[Stored entries]

=== Begin Enclosure ===

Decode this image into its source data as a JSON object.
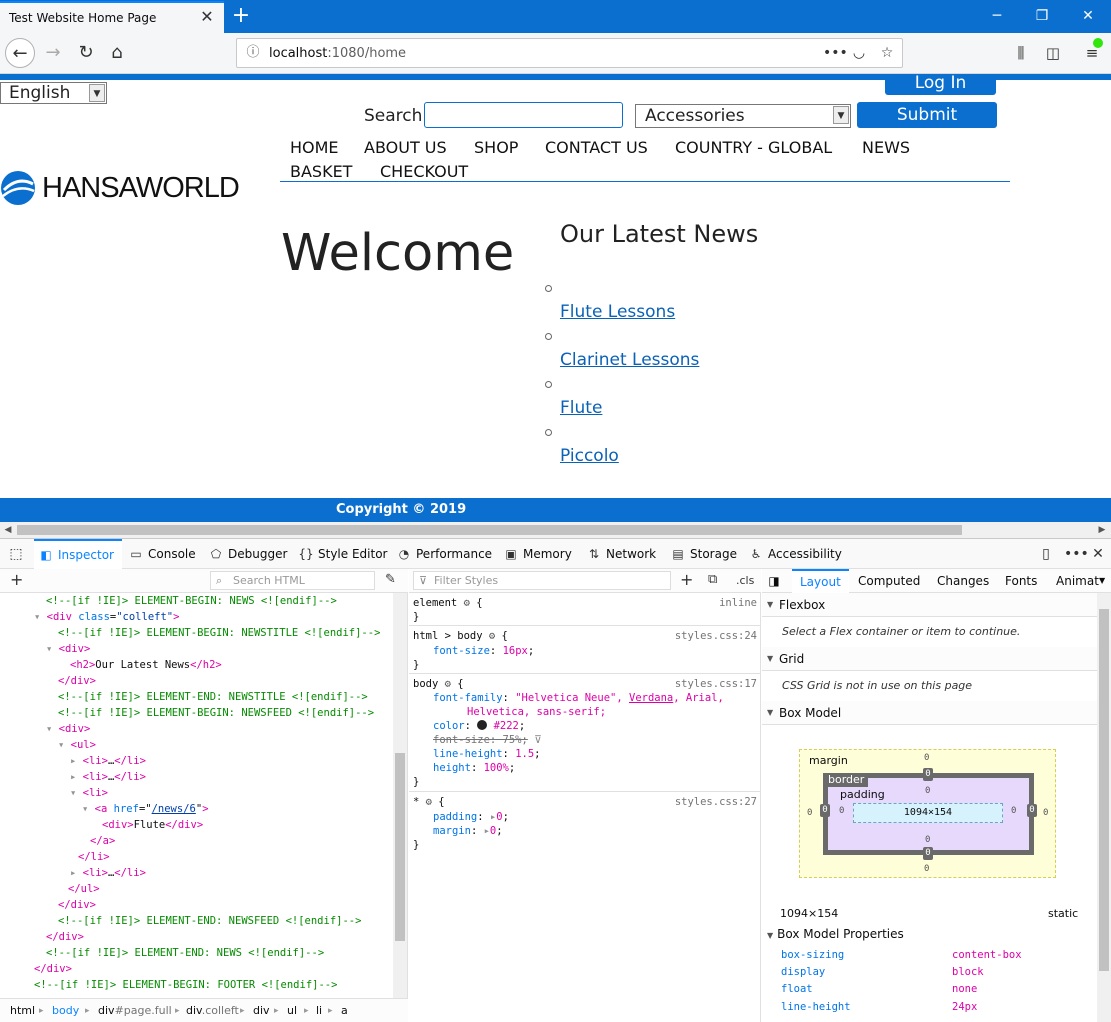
{
  "browser": {
    "tab_title": "Test Website Home Page",
    "url_host": "localhost",
    "url_path": ":1080/home"
  },
  "site": {
    "language": "English",
    "login_label": "Log In",
    "search_label": "Search",
    "category": "Accessories",
    "submit_label": "Submit",
    "logo_text": "HANSAWORLD",
    "nav": [
      "HOME",
      "ABOUT US",
      "SHOP",
      "CONTACT US",
      "COUNTRY - GLOBAL",
      "NEWS",
      "BASKET",
      "CHECKOUT"
    ],
    "welcome": "Welcome",
    "news_title": "Our Latest News",
    "news_items": [
      "Flute Lessons",
      "Clarinet Lessons",
      "Flute",
      "Piccolo"
    ],
    "copyright": "Copyright © 2019",
    "brand_color": "#0a6fce"
  },
  "devtools": {
    "tabs": [
      "Inspector",
      "Console",
      "Debugger",
      "Style Editor",
      "Performance",
      "Memory",
      "Network",
      "Storage",
      "Accessibility"
    ],
    "search_html_placeholder": "Search HTML",
    "filter_styles_placeholder": "Filter Styles",
    "cls_label": ".cls",
    "markup": {
      "l1": "<!--[if !IE]> ELEMENT-BEGIN: NEWS <![endif]-->",
      "l2_tag": "<div",
      "l2_attr": "class",
      "l2_val": "\"colleft\"",
      "l2_end": ">",
      "l3": "<!--[if !IE]> ELEMENT-BEGIN: NEWSTITLE <![endif]-->",
      "l4": "<div>",
      "l5_open": "<h2>",
      "l5_text": "Our Latest News",
      "l5_close": "</h2>",
      "l6": "</div>",
      "l7": "<!--[if !IE]> ELEMENT-END: NEWSTITLE <![endif]-->",
      "l8": "<!--[if !IE]> ELEMENT-BEGIN: NEWSFEED <![endif]-->",
      "l9": "<div>",
      "l10": "<ul>",
      "li_open": "<li>",
      "li_close": "</li>",
      "ellipsis": "…",
      "l14_tag": "<a",
      "l14_attr": "href",
      "l14_val": "/news/6",
      "l15_open": "<div>",
      "l15_text": "Flute",
      "l15_close": "</div>",
      "l16": "</a>",
      "l17": "</li>",
      "l19": "</ul>",
      "l20": "</div>",
      "l21": "<!--[if !IE]> ELEMENT-END: NEWSFEED <![endif]-->",
      "l22": "</div>",
      "l23": "<!--[if !IE]> ELEMENT-END: NEWS <![endif]-->",
      "l24": "</div>",
      "l25": "<!--[if !IE]> ELEMENT-BEGIN: FOOTER <![endif]-->"
    },
    "breadcrumbs": [
      "html",
      "body",
      "div",
      "#page.full",
      "div",
      ".colleft",
      "div",
      "ul",
      "li",
      "a"
    ],
    "rules": {
      "element_sel": "element",
      "element_src": "inline",
      "r1_sel": "html > body",
      "r1_src": "styles.css:24",
      "r1_p1": "font-size",
      "r1_v1": "16px",
      "r2_sel": "body",
      "r2_src": "styles.css:17",
      "r2_p1": "font-family",
      "r2_v1a": "\"Helvetica Neue\",",
      "r2_v1b": "Verdana",
      "r2_v1c": ", Arial,",
      "r2_v1d": "Helvetica, sans-serif;",
      "r2_p2": "color",
      "r2_v2": "#222",
      "r2_p3": "font-size: 75%;",
      "r2_p4": "line-height",
      "r2_v4": "1.5",
      "r2_p5": "height",
      "r2_v5": "100%",
      "r3_sel": "*",
      "r3_src": "styles.css:27",
      "r3_p1": "padding",
      "r3_v1": "0",
      "r3_p2": "margin",
      "r3_v2": "0"
    },
    "layout_tabs": [
      "Layout",
      "Computed",
      "Changes",
      "Fonts",
      "Animat"
    ],
    "flexbox_head": "Flexbox",
    "flexbox_note": "Select a Flex container or item to continue.",
    "grid_head": "Grid",
    "grid_note": "CSS Grid is not in use on this page",
    "boxmodel_head": "Box Model",
    "bm": {
      "margin_label": "margin",
      "border_label": "border",
      "padding_label": "padding",
      "content_size": "1094×154",
      "zero": "0"
    },
    "dimensions": "1094×154",
    "position": "static",
    "props_head": "Box Model Properties",
    "props": [
      {
        "k": "box-sizing",
        "v": "content-box"
      },
      {
        "k": "display",
        "v": "block"
      },
      {
        "k": "float",
        "v": "none"
      },
      {
        "k": "line-height",
        "v": "24px"
      }
    ]
  }
}
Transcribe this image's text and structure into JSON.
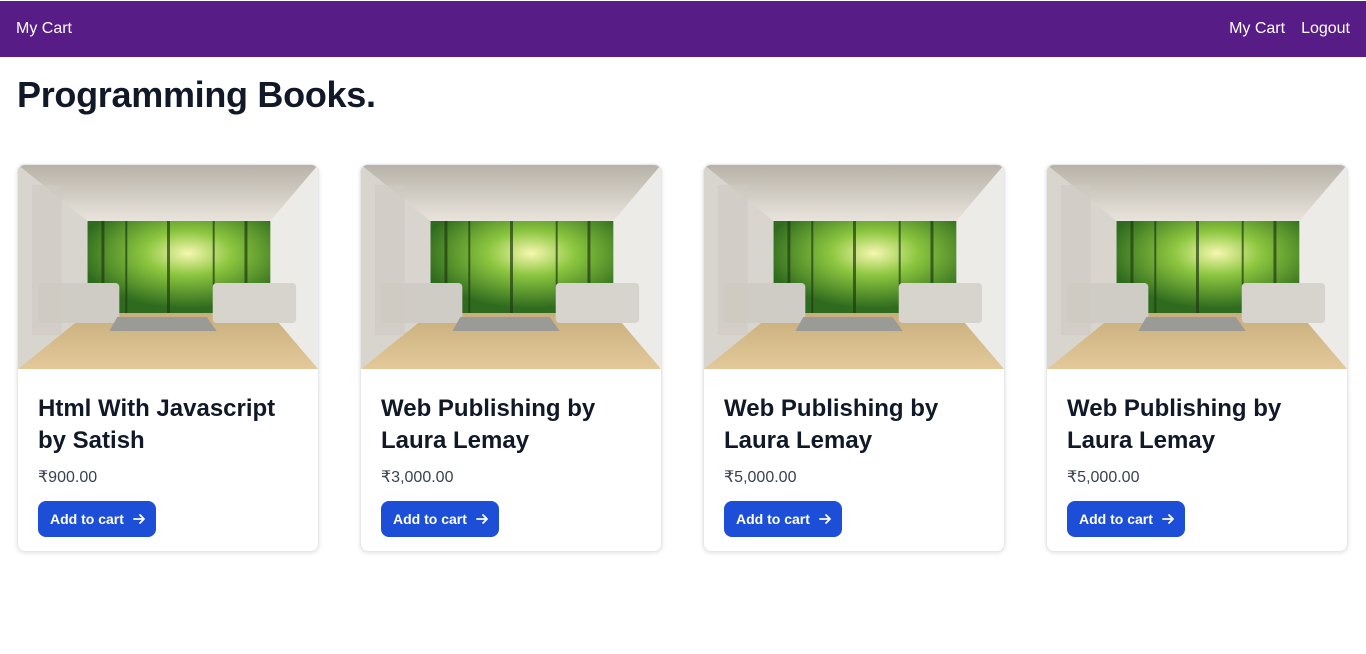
{
  "nav": {
    "brand": "My Cart",
    "links": [
      "My Cart",
      "Logout"
    ]
  },
  "page": {
    "title": "Programming Books."
  },
  "products": [
    {
      "title": "Html With Javascript by Satish",
      "price": "₹900.00",
      "button_label": "Add to cart",
      "button_icon": "arrow-right-icon"
    },
    {
      "title": "Web Publishing by Laura Lemay",
      "price": "₹3,000.00",
      "button_label": "Add to cart",
      "button_icon": "arrow-right-icon"
    },
    {
      "title": "Web Publishing by Laura Lemay",
      "price": "₹5,000.00",
      "button_label": "Add to cart",
      "button_icon": "arrow-right-icon"
    },
    {
      "title": "Web Publishing by Laura Lemay",
      "price": "₹5,000.00",
      "button_label": "Add to cart",
      "button_icon": "arrow-right-icon"
    }
  ],
  "colors": {
    "navbar": "#581c87",
    "button": "#1d4ed8",
    "title": "#111827"
  }
}
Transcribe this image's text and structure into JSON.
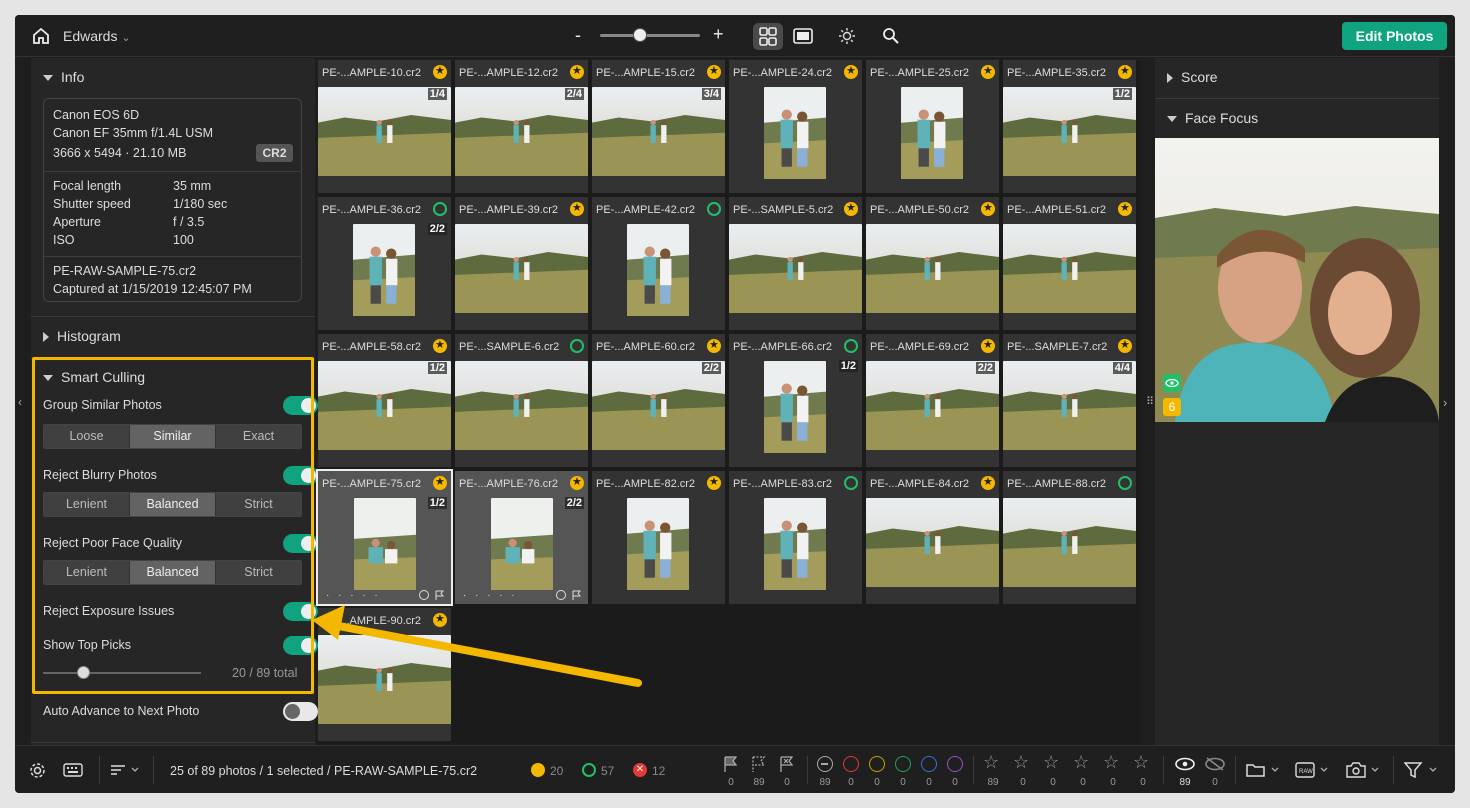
{
  "topbar": {
    "library": "Edwards",
    "zoom_minus": "-",
    "zoom_plus": "+",
    "edit_button": "Edit Photos"
  },
  "info": {
    "title": "Info",
    "camera": "Canon EOS 6D",
    "lens": "Canon EF 35mm f/1.4L USM",
    "dimensions": "3666 x 5494 · 21.10 MB",
    "format": "CR2",
    "rows": [
      {
        "label": "Focal length",
        "value": "35 mm"
      },
      {
        "label": "Shutter speed",
        "value": "1/180 sec"
      },
      {
        "label": "Aperture",
        "value": "f / 3.5"
      },
      {
        "label": "ISO",
        "value": "100"
      }
    ],
    "filename": "PE-RAW-SAMPLE-75.cr2",
    "captured": "Captured at 1/15/2019 12:45:07 PM"
  },
  "histogram": {
    "title": "Histogram"
  },
  "smart_culling": {
    "title": "Smart Culling",
    "group_similar": {
      "label": "Group Similar Photos",
      "options": [
        "Loose",
        "Similar",
        "Exact"
      ],
      "selected": 1
    },
    "reject_blurry": {
      "label": "Reject Blurry Photos",
      "options": [
        "Lenient",
        "Balanced",
        "Strict"
      ],
      "selected": 1
    },
    "reject_face": {
      "label": "Reject Poor Face Quality",
      "options": [
        "Lenient",
        "Balanced",
        "Strict"
      ],
      "selected": 1
    },
    "reject_exposure": {
      "label": "Reject Exposure Issues"
    },
    "top_picks": {
      "label": "Show Top Picks",
      "value": "20",
      "total": "/ 89 total"
    }
  },
  "auto_advance": {
    "label": "Auto Advance to Next Photo"
  },
  "photos": [
    {
      "name": "PE-...AMPLE-10.cr2",
      "badge": "star",
      "stack": "1/4"
    },
    {
      "name": "PE-...AMPLE-12.cr2",
      "badge": "star",
      "stack": "2/4"
    },
    {
      "name": "PE-...AMPLE-15.cr2",
      "badge": "star",
      "stack": "3/4"
    },
    {
      "name": "PE-...AMPLE-24.cr2",
      "badge": "star",
      "stack": ""
    },
    {
      "name": "PE-...AMPLE-25.cr2",
      "badge": "star",
      "stack": ""
    },
    {
      "name": "PE-...AMPLE-35.cr2",
      "badge": "star",
      "stack": "1/2"
    },
    {
      "name": "PE-...AMPLE-36.cr2",
      "badge": "green",
      "stack": "2/2"
    },
    {
      "name": "PE-...AMPLE-39.cr2",
      "badge": "star",
      "stack": ""
    },
    {
      "name": "PE-...AMPLE-42.cr2",
      "badge": "green",
      "stack": ""
    },
    {
      "name": "PE-...SAMPLE-5.cr2",
      "badge": "star",
      "stack": ""
    },
    {
      "name": "PE-...AMPLE-50.cr2",
      "badge": "star",
      "stack": ""
    },
    {
      "name": "PE-...AMPLE-51.cr2",
      "badge": "star",
      "stack": ""
    },
    {
      "name": "PE-...AMPLE-58.cr2",
      "badge": "star",
      "stack": "1/2"
    },
    {
      "name": "PE-...SAMPLE-6.cr2",
      "badge": "green",
      "stack": ""
    },
    {
      "name": "PE-...AMPLE-60.cr2",
      "badge": "star",
      "stack": "2/2"
    },
    {
      "name": "PE-...AMPLE-66.cr2",
      "badge": "green",
      "stack": "1/2"
    },
    {
      "name": "PE-...AMPLE-69.cr2",
      "badge": "star",
      "stack": "2/2"
    },
    {
      "name": "PE-...SAMPLE-7.cr2",
      "badge": "star",
      "stack": "4/4"
    },
    {
      "name": "PE-...AMPLE-75.cr2",
      "badge": "star",
      "stack": "1/2"
    },
    {
      "name": "PE-...AMPLE-76.cr2",
      "badge": "star",
      "stack": "2/2"
    },
    {
      "name": "PE-...AMPLE-82.cr2",
      "badge": "star",
      "stack": ""
    },
    {
      "name": "PE-...AMPLE-83.cr2",
      "badge": "green",
      "stack": ""
    },
    {
      "name": "PE-...AMPLE-84.cr2",
      "badge": "star",
      "stack": ""
    },
    {
      "name": "PE-...AMPLE-88.cr2",
      "badge": "green",
      "stack": ""
    },
    {
      "name": "PE-...AMPLE-90.cr2",
      "badge": "star",
      "stack": ""
    }
  ],
  "right": {
    "score": "Score",
    "face_focus": "Face Focus",
    "face_count": "6"
  },
  "status": {
    "summary": "25 of 89 photos / 1 selected / PE-RAW-SAMPLE-75.cr2",
    "stars": "20",
    "greens": "57",
    "rejects": "12",
    "flag_counts": [
      "0",
      "89",
      "0"
    ],
    "color_counts": [
      "89",
      "0",
      "0",
      "0",
      "0",
      "0"
    ],
    "star_counts": [
      "89",
      "0",
      "0",
      "0",
      "0",
      "0"
    ],
    "eye_counts": [
      "89",
      "0"
    ]
  },
  "colors": {
    "accent": "#10a37f",
    "star": "#f5b800",
    "pick": "#21c068",
    "reject": "#e53935"
  }
}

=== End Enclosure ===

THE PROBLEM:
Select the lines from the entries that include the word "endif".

TASK ANSWER:
      "l1": "<!--[if !IE]> ELEMENT-BEGIN: NEWS <![endif]-->",
      "l3": "<!--[if !IE]> ELEMENT-BEGIN: NEWSTITLE <![endif]-->",
      "l7": "<!--[if !IE]> ELEMENT-END: NEWSTITLE <![endif]-->",
      "l8": "<!--[if !IE]> ELEMENT-BEGIN: NEWSFEED <![endif]-->",
      "l21": "<!--[if !IE]> ELEMENT-END: NEWSFEED <![endif]-->",
      "l23": "<!--[if !IE]> ELEMENT-END: NEWS <![endif]-->",
      "l25": "<!--[if !IE]> ELEMENT-BEGIN: FOOTER <![endif]-->"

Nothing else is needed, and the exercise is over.